───── Provided data ─────

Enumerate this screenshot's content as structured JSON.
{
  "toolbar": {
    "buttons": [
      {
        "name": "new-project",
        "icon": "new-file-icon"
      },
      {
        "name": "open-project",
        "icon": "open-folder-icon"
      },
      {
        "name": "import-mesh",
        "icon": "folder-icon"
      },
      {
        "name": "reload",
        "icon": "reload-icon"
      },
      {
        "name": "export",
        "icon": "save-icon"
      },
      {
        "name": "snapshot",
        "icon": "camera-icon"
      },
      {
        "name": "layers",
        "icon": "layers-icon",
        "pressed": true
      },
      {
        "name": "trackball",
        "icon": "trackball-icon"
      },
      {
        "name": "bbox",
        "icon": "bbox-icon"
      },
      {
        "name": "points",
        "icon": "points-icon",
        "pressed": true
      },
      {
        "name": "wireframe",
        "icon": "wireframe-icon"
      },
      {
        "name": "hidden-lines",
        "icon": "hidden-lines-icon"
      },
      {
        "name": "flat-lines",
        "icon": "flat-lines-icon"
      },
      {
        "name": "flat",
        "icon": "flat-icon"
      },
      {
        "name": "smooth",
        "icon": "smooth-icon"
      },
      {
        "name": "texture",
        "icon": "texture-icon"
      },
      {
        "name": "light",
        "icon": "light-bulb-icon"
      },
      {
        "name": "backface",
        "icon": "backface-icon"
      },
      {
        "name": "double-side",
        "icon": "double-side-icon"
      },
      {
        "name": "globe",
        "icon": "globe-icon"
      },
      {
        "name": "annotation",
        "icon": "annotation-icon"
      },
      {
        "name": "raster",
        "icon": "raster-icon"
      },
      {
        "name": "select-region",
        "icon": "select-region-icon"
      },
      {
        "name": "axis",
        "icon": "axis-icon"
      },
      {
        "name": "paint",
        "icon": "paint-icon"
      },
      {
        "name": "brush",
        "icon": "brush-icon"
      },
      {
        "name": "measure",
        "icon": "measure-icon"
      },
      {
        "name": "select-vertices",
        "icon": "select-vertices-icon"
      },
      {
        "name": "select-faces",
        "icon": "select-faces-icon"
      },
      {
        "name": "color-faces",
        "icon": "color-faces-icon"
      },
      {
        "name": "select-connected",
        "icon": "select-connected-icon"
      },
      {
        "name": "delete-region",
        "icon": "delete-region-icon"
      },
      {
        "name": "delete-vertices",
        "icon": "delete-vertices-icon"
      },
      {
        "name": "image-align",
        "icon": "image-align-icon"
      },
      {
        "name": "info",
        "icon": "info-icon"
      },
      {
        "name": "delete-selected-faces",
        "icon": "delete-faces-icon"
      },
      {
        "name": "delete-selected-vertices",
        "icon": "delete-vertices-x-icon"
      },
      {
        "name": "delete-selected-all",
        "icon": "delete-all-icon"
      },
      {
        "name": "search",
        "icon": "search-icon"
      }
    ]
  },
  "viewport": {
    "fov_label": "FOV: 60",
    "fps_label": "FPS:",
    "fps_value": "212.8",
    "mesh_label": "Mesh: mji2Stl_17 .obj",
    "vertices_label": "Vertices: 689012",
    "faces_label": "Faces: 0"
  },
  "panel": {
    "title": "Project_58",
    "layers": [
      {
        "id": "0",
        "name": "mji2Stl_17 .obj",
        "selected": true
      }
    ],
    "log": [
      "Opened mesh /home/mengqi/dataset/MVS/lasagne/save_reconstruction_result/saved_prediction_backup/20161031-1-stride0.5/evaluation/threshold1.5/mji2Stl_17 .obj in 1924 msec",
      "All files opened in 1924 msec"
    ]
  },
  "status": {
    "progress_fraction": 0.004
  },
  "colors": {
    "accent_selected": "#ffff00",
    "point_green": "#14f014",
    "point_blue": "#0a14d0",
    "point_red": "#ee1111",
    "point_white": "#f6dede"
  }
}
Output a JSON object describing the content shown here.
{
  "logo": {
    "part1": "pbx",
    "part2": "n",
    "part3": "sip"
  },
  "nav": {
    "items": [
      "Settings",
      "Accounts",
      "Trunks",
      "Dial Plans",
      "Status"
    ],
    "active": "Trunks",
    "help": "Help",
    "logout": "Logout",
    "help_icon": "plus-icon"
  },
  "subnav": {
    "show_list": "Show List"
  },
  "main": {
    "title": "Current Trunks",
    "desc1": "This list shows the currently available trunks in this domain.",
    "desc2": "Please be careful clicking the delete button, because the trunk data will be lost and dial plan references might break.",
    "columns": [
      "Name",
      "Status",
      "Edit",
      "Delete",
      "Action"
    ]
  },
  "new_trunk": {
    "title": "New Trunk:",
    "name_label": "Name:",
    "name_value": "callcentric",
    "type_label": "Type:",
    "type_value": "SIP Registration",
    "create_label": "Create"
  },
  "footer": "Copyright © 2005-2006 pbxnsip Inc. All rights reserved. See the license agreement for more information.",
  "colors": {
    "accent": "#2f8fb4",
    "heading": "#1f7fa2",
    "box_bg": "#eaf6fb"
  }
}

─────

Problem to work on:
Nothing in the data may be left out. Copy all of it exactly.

Your response:
Enumerate this screenshot's content as structured JSON.
{
  "toolbar": {
    "buttons": [
      {
        "name": "new-project",
        "icon": "new-file-icon"
      },
      {
        "name": "open-project",
        "icon": "open-folder-icon"
      },
      {
        "name": "import-mesh",
        "icon": "folder-icon"
      },
      {
        "name": "reload",
        "icon": "reload-icon"
      },
      {
        "name": "export",
        "icon": "save-icon"
      },
      {
        "name": "snapshot",
        "icon": "camera-icon"
      },
      {
        "name": "layers",
        "icon": "layers-icon",
        "pressed": true
      },
      {
        "name": "trackball",
        "icon": "trackball-icon"
      },
      {
        "name": "bbox",
        "icon": "bbox-icon"
      },
      {
        "name": "points",
        "icon": "points-icon",
        "pressed": true
      },
      {
        "name": "wireframe",
        "icon": "wireframe-icon"
      },
      {
        "name": "hidden-lines",
        "icon": "hidden-lines-icon"
      },
      {
        "name": "flat-lines",
        "icon": "flat-lines-icon"
      },
      {
        "name": "flat",
        "icon": "flat-icon"
      },
      {
        "name": "smooth",
        "icon": "smooth-icon"
      },
      {
        "name": "texture",
        "icon": "texture-icon"
      },
      {
        "name": "light",
        "icon": "light-bulb-icon"
      },
      {
        "name": "backface",
        "icon": "backface-icon"
      },
      {
        "name": "double-side",
        "icon": "double-side-icon"
      },
      {
        "name": "globe",
        "icon": "globe-icon"
      },
      {
        "name": "annotation",
        "icon": "annotation-icon"
      },
      {
        "name": "raster",
        "icon": "raster-icon"
      },
      {
        "name": "select-region",
        "icon": "select-region-icon"
      },
      {
        "name": "axis",
        "icon": "axis-icon"
      },
      {
        "name": "paint",
        "icon": "paint-icon"
      },
      {
        "name": "brush",
        "icon": "brush-icon"
      },
      {
        "name": "measure",
        "icon": "measure-icon"
      },
      {
        "name": "select-vertices",
        "icon": "select-vertices-icon"
      },
      {
        "name": "select-faces",
        "icon": "select-faces-icon"
      },
      {
        "name": "color-faces",
        "icon": "color-faces-icon"
      },
      {
        "name": "select-connected",
        "icon": "select-connected-icon"
      },
      {
        "name": "delete-region",
        "icon": "delete-region-icon"
      },
      {
        "name": "delete-vertices",
        "icon": "delete-vertices-icon"
      },
      {
        "name": "image-align",
        "icon": "image-align-icon"
      },
      {
        "name": "info",
        "icon": "info-icon"
      },
      {
        "name": "delete-selected-faces",
        "icon": "delete-faces-icon"
      },
      {
        "name": "delete-selected-vertices",
        "icon": "delete-vertices-x-icon"
      },
      {
        "name": "delete-selected-all",
        "icon": "delete-all-icon"
      },
      {
        "name": "search",
        "icon": "search-icon"
      }
    ]
  },
  "viewport": {
    "fov_label": "FOV: 60",
    "fps_label": "FPS:",
    "fps_value": "212.8",
    "mesh_label": "Mesh: mji2Stl_17 .obj",
    "vertices_label": "Vertices: 689012",
    "faces_label": "Faces: 0"
  },
  "panel": {
    "title": "Project_58",
    "layers": [
      {
        "id": "0",
        "name": "mji2Stl_17 .obj",
        "selected": true
      }
    ],
    "log": [
      "Opened mesh /home/mengqi/dataset/MVS/lasagne/save_reconstruction_result/saved_prediction_backup/20161031-1-stride0.5/evaluation/threshold1.5/mji2Stl_17 .obj in 1924 msec",
      "All files opened in 1924 msec"
    ]
  },
  "status": {
    "progress_fraction": 0.004
  },
  "colors": {
    "accent_selected": "#ffff00",
    "point_green": "#14f014",
    "point_blue": "#0a14d0",
    "point_red": "#ee1111",
    "point_white": "#f6dede"
  }
}
Output a JSON object describing the content shown here.
{
  "logo": {
    "part1": "pbx",
    "part2": "n",
    "part3": "sip"
  },
  "nav": {
    "items": [
      "Settings",
      "Accounts",
      "Trunks",
      "Dial Plans",
      "Status"
    ],
    "active": "Trunks",
    "help": "Help",
    "logout": "Logout",
    "help_icon": "plus-icon"
  },
  "subnav": {
    "show_list": "Show List"
  },
  "main": {
    "title": "Current Trunks",
    "desc1": "This list shows the currently available trunks in this domain.",
    "desc2": "Please be careful clicking the delete button, because the trunk data will be lost and dial plan references might break.",
    "columns": [
      "Name",
      "Status",
      "Edit",
      "Delete",
      "Action"
    ]
  },
  "new_trunk": {
    "title": "New Trunk:",
    "name_label": "Name:",
    "name_value": "callcentric",
    "type_label": "Type:",
    "type_value": "SIP Registration",
    "create_label": "Create"
  },
  "footer": "Copyright © 2005-2006 pbxnsip Inc. All rights reserved. See the license agreement for more information.",
  "colors": {
    "accent": "#2f8fb4",
    "heading": "#1f7fa2",
    "box_bg": "#eaf6fb"
  }
}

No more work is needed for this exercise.